On 3 November, you may have wondered what happened to all the bald fat middle-aged bouncers that normally obstruct your entry into London nightclubs. Mystery solved, they were re-living their rude-boy youth at The Specials gig in Ally Pally. When I turned up, I looked at the sea of pork-pie hats, Fred Perry Polo shirts, braces, tight bleached jeans and Doctor Martens, and thought, oh shit, this is going to make an evening with the Pogues look like a night at the opera. As it turned out, however, Ally Pally was probably the safest place to be that night.
The support act, Stone Foundation, wearing their sixties northern soul influences on their sleeve, (and also referencing Beatles, Tony Christie and Dexys Misnight Runners) were surprisingly good (they are playing Camden Barfly on 9 December).
The Specials came on stage after a photographic montage sequence of events since they split up in 1981, starting with Maggie Thatcher and ending with David Cameron, accompanied by the theme tune to 70s TV series the Pretenders (rubbish thriller series with Roger Moore and Tony Curtis, but with the best theme tune ever) and lots of booing from the crowd. Boos turned to cheers as rhythm master Lynval Golding, lead vocalist Terry Hall and co launched their set with ‘Gangsters” and ran through a greatest hits set for the next hour and a half including “A Message to you Rudy,” Too Much too Young,” “Rat Race,” “Do Nothing,” and Ghost Town.” Golding and Hall paid tributes to the BBC, who first broadcast at Ally Pally 75 years previously, and Amy Winehouse, dedicating ‘Concrete Jungle’ to her memory, and also performing ‘Monkey Man.’

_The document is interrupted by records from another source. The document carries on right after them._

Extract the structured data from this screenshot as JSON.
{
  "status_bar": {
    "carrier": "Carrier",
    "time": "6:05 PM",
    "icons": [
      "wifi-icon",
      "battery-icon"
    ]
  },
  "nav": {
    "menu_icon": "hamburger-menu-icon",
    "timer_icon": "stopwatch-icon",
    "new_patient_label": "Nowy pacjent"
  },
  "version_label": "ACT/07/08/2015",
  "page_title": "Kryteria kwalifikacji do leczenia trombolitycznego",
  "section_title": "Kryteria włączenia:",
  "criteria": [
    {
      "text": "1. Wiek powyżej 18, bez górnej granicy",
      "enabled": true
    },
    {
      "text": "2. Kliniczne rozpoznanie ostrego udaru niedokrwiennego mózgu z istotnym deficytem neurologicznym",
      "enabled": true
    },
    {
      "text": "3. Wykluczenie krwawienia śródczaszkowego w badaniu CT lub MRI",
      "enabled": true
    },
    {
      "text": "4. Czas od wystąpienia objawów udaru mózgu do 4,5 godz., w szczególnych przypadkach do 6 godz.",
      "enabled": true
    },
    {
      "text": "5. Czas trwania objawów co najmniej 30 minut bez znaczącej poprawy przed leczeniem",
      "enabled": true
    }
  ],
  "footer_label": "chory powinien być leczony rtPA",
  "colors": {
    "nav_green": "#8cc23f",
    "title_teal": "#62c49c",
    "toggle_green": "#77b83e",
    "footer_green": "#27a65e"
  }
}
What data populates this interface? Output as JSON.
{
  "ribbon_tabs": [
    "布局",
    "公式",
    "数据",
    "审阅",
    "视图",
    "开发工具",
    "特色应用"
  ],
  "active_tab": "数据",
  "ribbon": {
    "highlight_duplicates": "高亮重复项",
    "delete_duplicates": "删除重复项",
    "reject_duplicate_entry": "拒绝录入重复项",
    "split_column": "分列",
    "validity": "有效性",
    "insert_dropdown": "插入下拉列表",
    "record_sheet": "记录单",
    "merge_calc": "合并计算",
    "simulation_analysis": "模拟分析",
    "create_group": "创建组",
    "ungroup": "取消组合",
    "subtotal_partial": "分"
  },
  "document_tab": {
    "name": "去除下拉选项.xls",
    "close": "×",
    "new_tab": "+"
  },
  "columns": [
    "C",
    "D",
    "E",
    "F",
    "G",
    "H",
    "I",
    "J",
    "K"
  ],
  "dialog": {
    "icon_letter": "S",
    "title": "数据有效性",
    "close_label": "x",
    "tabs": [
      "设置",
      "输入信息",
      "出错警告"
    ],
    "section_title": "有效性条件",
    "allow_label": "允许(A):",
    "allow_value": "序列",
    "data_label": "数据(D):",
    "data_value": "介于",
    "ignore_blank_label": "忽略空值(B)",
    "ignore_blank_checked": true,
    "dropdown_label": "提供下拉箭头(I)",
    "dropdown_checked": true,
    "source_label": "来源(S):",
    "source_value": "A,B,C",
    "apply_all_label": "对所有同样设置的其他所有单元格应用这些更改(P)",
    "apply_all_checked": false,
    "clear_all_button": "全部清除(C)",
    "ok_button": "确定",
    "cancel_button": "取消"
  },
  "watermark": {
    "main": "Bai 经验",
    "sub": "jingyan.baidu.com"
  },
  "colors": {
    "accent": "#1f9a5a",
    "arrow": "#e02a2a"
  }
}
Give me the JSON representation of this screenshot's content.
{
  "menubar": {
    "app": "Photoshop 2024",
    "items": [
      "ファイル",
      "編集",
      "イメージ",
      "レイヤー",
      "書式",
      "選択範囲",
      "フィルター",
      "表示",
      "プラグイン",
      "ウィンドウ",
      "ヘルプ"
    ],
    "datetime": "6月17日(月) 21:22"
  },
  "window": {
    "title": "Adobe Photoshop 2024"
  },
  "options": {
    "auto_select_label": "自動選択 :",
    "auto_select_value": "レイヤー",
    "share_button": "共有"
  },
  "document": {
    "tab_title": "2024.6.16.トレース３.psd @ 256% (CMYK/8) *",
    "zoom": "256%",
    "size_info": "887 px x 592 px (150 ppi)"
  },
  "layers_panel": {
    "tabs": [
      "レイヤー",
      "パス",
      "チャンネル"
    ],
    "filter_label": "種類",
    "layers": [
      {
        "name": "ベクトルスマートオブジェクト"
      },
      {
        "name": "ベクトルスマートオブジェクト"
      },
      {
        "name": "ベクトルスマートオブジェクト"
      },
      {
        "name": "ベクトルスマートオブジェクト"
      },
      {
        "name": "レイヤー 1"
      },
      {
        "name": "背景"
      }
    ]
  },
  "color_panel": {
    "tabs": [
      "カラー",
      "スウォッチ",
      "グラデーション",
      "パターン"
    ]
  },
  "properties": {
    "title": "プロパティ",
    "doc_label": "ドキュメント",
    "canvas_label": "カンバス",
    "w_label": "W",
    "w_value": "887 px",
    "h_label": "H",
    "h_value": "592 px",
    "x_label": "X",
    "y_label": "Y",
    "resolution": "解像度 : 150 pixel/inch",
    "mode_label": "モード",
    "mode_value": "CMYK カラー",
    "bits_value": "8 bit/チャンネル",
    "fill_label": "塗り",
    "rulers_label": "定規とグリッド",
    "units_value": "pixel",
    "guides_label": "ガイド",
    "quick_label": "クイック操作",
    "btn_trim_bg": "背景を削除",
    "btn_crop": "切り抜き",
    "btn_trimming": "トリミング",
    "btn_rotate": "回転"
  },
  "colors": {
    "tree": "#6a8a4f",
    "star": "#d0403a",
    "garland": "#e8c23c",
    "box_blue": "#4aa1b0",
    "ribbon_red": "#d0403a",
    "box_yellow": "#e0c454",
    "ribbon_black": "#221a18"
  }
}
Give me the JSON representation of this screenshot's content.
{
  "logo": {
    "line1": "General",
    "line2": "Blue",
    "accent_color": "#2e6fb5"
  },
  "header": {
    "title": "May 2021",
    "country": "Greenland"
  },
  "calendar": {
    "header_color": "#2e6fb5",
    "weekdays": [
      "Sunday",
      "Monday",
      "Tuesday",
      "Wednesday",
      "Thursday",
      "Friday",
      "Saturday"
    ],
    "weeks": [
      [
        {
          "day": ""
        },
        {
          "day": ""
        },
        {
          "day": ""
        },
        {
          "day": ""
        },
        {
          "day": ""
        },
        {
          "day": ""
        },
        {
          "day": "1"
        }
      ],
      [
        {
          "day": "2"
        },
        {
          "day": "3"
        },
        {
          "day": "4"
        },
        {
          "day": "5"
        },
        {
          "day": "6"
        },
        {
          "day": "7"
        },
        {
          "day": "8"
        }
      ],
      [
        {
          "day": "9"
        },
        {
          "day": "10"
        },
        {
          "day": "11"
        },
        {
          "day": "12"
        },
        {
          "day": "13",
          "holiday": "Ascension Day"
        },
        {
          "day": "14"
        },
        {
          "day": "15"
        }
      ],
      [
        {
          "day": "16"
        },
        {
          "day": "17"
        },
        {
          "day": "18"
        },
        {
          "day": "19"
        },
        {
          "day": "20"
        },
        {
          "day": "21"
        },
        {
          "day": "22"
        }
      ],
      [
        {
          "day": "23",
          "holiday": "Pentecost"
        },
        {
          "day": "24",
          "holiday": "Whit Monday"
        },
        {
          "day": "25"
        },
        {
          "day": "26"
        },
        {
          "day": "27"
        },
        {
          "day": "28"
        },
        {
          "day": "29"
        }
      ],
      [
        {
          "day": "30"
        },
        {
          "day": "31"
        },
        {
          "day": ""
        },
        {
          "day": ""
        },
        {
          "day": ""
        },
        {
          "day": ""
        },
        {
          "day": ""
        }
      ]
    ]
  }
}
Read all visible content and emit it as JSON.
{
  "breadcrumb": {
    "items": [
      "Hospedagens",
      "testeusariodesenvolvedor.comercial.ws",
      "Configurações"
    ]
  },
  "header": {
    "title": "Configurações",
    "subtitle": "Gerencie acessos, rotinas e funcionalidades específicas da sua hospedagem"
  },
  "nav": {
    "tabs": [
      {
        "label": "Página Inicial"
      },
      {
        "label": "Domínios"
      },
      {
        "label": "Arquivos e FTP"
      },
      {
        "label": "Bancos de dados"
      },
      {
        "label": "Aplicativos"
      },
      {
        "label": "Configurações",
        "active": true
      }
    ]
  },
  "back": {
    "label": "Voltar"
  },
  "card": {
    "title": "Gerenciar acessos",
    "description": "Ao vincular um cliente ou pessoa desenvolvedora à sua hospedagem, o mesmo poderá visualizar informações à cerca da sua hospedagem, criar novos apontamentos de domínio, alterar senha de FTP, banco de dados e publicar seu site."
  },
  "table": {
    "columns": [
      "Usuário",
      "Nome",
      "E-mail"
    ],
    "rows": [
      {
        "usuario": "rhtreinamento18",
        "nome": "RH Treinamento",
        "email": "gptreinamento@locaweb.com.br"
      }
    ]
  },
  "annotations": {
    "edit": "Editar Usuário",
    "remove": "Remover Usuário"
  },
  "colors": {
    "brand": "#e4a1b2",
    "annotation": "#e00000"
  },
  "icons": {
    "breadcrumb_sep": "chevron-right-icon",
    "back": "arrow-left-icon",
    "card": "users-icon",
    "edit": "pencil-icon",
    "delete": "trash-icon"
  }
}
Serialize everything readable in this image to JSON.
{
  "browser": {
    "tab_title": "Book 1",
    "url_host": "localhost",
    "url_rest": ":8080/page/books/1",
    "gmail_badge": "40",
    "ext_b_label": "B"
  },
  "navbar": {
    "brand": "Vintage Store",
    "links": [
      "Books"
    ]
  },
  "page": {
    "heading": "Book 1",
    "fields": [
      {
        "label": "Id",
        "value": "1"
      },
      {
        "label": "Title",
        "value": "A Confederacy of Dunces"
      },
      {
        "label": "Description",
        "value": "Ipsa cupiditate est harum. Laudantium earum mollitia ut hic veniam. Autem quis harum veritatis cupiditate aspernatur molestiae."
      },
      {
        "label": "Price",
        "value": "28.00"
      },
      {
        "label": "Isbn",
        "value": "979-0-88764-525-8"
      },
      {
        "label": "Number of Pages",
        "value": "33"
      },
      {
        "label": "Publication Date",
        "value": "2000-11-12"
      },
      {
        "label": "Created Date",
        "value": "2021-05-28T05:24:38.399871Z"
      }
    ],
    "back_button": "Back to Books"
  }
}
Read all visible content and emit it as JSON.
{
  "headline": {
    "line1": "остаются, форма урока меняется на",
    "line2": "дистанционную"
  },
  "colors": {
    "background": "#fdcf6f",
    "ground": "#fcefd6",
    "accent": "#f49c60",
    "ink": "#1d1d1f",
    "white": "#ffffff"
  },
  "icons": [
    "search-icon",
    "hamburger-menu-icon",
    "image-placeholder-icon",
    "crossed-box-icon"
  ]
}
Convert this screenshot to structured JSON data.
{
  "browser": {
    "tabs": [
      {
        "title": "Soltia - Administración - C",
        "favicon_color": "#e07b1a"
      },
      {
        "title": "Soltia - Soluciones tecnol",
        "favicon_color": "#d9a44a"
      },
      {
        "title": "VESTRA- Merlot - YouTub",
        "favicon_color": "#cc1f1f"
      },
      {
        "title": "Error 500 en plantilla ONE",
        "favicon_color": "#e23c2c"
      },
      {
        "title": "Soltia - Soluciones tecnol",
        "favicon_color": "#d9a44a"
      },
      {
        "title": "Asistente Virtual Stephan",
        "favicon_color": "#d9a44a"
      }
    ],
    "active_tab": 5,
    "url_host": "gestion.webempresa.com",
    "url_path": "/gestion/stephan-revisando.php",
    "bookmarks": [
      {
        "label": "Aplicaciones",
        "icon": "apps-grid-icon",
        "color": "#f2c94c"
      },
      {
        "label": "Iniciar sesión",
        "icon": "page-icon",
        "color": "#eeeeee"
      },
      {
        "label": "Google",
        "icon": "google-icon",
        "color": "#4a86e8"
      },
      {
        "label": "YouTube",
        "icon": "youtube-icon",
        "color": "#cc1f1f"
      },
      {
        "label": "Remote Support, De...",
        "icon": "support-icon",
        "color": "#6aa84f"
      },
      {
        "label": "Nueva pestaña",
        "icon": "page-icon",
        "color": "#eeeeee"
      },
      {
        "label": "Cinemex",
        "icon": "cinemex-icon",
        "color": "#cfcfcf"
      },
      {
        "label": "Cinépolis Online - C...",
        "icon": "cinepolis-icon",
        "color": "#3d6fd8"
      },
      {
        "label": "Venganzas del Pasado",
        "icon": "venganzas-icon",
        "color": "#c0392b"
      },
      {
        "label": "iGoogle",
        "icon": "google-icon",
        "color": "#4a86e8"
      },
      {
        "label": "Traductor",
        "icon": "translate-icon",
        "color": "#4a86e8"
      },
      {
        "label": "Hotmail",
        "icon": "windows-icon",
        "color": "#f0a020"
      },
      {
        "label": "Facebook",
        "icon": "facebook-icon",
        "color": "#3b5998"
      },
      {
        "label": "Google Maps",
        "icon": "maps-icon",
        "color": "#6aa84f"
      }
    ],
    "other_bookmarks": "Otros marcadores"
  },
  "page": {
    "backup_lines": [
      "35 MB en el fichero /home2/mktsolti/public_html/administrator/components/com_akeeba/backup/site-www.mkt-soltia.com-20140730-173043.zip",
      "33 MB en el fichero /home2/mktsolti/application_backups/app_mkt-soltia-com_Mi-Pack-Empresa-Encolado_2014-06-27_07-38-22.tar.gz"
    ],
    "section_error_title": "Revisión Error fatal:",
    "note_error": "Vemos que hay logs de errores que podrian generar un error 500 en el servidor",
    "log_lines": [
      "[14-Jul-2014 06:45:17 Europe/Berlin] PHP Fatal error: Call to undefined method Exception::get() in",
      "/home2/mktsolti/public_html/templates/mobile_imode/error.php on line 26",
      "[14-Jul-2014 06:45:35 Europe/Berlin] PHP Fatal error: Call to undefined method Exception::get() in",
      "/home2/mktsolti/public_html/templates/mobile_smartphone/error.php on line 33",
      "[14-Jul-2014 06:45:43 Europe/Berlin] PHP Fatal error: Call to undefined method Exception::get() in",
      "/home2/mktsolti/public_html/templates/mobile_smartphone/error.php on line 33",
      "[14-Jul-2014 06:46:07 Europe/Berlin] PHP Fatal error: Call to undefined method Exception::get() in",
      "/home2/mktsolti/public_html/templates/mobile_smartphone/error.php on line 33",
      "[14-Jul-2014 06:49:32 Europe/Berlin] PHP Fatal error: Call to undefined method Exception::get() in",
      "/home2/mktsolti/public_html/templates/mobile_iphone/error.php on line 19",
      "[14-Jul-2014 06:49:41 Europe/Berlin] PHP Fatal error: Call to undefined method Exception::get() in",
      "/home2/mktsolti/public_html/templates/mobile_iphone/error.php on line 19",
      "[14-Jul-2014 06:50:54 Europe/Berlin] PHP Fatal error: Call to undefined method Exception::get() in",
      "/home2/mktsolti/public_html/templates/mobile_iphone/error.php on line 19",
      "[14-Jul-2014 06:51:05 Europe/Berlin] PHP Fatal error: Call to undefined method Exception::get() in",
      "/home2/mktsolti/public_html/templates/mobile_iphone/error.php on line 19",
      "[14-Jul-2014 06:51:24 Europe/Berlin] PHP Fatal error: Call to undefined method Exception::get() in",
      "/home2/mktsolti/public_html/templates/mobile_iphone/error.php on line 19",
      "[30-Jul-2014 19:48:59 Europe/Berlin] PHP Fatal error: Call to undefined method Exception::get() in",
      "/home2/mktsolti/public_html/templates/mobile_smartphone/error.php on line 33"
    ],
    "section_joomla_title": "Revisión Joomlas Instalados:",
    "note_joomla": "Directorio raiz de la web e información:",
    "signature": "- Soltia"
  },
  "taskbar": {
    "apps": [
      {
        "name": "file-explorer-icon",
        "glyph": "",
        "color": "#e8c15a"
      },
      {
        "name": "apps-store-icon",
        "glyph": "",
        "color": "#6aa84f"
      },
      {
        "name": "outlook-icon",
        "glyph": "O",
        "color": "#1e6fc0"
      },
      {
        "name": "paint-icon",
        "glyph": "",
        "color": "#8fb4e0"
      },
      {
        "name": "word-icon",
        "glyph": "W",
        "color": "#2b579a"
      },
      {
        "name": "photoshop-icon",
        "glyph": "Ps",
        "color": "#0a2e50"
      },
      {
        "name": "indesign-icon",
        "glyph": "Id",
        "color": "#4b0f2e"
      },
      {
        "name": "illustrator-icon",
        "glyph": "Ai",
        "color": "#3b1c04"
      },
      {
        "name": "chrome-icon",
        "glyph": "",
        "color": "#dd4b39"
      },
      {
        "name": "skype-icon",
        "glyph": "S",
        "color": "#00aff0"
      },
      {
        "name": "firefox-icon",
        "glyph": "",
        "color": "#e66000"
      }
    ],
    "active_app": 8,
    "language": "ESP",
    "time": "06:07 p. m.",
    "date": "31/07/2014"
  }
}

A great gig. Shame that main songwriter Jerry Dammers hasn’t rejoined, but the rest of the band were in fine form.